== PROVIDED MATERIAL ==

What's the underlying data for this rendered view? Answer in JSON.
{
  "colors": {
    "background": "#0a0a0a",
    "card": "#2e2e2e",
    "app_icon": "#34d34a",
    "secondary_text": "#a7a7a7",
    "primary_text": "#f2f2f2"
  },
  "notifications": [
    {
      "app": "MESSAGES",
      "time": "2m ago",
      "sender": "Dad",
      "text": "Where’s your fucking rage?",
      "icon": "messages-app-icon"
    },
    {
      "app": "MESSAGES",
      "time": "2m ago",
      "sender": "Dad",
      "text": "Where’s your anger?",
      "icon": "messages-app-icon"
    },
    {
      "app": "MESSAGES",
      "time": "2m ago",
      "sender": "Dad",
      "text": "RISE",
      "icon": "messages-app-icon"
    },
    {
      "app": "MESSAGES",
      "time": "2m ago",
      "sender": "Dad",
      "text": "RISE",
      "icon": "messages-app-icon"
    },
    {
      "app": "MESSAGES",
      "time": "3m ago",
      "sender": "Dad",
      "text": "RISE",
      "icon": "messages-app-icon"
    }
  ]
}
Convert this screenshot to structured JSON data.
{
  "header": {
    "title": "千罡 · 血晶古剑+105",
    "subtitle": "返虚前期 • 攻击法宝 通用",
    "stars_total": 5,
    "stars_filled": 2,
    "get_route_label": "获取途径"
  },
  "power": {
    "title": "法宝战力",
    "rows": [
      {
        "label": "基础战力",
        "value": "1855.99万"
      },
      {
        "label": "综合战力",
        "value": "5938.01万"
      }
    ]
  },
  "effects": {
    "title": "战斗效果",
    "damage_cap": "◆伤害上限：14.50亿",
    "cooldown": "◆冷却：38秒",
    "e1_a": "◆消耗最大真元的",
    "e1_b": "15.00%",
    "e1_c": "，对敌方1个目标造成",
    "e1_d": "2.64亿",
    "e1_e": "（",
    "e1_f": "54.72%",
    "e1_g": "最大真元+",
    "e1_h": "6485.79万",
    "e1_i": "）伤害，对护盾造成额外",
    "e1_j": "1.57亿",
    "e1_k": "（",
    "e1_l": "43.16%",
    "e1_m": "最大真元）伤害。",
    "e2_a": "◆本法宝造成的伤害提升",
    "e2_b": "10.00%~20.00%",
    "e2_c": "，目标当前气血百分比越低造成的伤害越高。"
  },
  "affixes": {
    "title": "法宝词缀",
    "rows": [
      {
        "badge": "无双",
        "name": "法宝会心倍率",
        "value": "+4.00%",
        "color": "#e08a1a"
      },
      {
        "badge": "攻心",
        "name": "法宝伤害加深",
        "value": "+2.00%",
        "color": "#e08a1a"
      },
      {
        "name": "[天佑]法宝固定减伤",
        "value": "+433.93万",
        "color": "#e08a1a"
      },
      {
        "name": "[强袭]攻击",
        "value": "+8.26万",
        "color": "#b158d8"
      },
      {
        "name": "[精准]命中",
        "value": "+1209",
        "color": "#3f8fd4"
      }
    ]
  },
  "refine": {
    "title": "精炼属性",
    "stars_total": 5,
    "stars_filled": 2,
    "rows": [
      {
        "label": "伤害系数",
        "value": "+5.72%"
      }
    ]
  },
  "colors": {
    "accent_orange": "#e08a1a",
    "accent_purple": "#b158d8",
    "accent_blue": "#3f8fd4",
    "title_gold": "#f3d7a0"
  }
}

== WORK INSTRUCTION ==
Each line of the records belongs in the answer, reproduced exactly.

== SOLUTION BELOW ==
What's the underlying data for this rendered view? Answer in JSON.
{
  "colors": {
    "background": "#0a0a0a",
    "card": "#2e2e2e",
    "app_icon": "#34d34a",
    "secondary_text": "#a7a7a7",
    "primary_text": "#f2f2f2"
  },
  "notifications": [
    {
      "app": "MESSAGES",
      "time": "2m ago",
      "sender": "Dad",
      "text": "Where’s your fucking rage?",
      "icon": "messages-app-icon"
    },
    {
      "app": "MESSAGES",
      "time": "2m ago",
      "sender": "Dad",
      "text": "Where’s your anger?",
      "icon": "messages-app-icon"
    },
    {
      "app": "MESSAGES",
      "time": "2m ago",
      "sender": "Dad",
      "text": "RISE",
      "icon": "messages-app-icon"
    },
    {
      "app": "MESSAGES",
      "time": "2m ago",
      "sender": "Dad",
      "text": "RISE",
      "icon": "messages-app-icon"
    },
    {
      "app": "MESSAGES",
      "time": "3m ago",
      "sender": "Dad",
      "text": "RISE",
      "icon": "messages-app-icon"
    }
  ]
}
Convert this screenshot to structured JSON data.
{
  "header": {
    "title": "千罡 · 血晶古剑+105",
    "subtitle": "返虚前期 • 攻击法宝 通用",
    "stars_total": 5,
    "stars_filled": 2,
    "get_route_label": "获取途径"
  },
  "power": {
    "title": "法宝战力",
    "rows": [
      {
        "label": "基础战力",
        "value": "1855.99万"
      },
      {
        "label": "综合战力",
        "value": "5938.01万"
      }
    ]
  },
  "effects": {
    "title": "战斗效果",
    "damage_cap": "◆伤害上限：14.50亿",
    "cooldown": "◆冷却：38秒",
    "e1_a": "◆消耗最大真元的",
    "e1_b": "15.00%",
    "e1_c": "，对敌方1个目标造成",
    "e1_d": "2.64亿",
    "e1_e": "（",
    "e1_f": "54.72%",
    "e1_g": "最大真元+",
    "e1_h": "6485.79万",
    "e1_i": "）伤害，对护盾造成额外",
    "e1_j": "1.57亿",
    "e1_k": "（",
    "e1_l": "43.16%",
    "e1_m": "最大真元）伤害。",
    "e2_a": "◆本法宝造成的伤害提升",
    "e2_b": "10.00%~20.00%",
    "e2_c": "，目标当前气血百分比越低造成的伤害越高。"
  },
  "affixes": {
    "title": "法宝词缀",
    "rows": [
      {
        "badge": "无双",
        "name": "法宝会心倍率",
        "value": "+4.00%",
        "color": "#e08a1a"
      },
      {
        "badge": "攻心",
        "name": "法宝伤害加深",
        "value": "+2.00%",
        "color": "#e08a1a"
      },
      {
        "name": "[天佑]法宝固定减伤",
        "value": "+433.93万",
        "color": "#e08a1a"
      },
      {
        "name": "[强袭]攻击",
        "value": "+8.26万",
        "color": "#b158d8"
      },
      {
        "name": "[精准]命中",
        "value": "+1209",
        "color": "#3f8fd4"
      }
    ]
  },
  "refine": {
    "title": "精炼属性",
    "stars_total": 5,
    "stars_filled": 2,
    "rows": [
      {
        "label": "伤害系数",
        "value": "+5.72%"
      }
    ]
  },
  "colors": {
    "accent_orange": "#e08a1a",
    "accent_purple": "#b158d8",
    "accent_blue": "#3f8fd4",
    "title_gold": "#f3d7a0"
  }
}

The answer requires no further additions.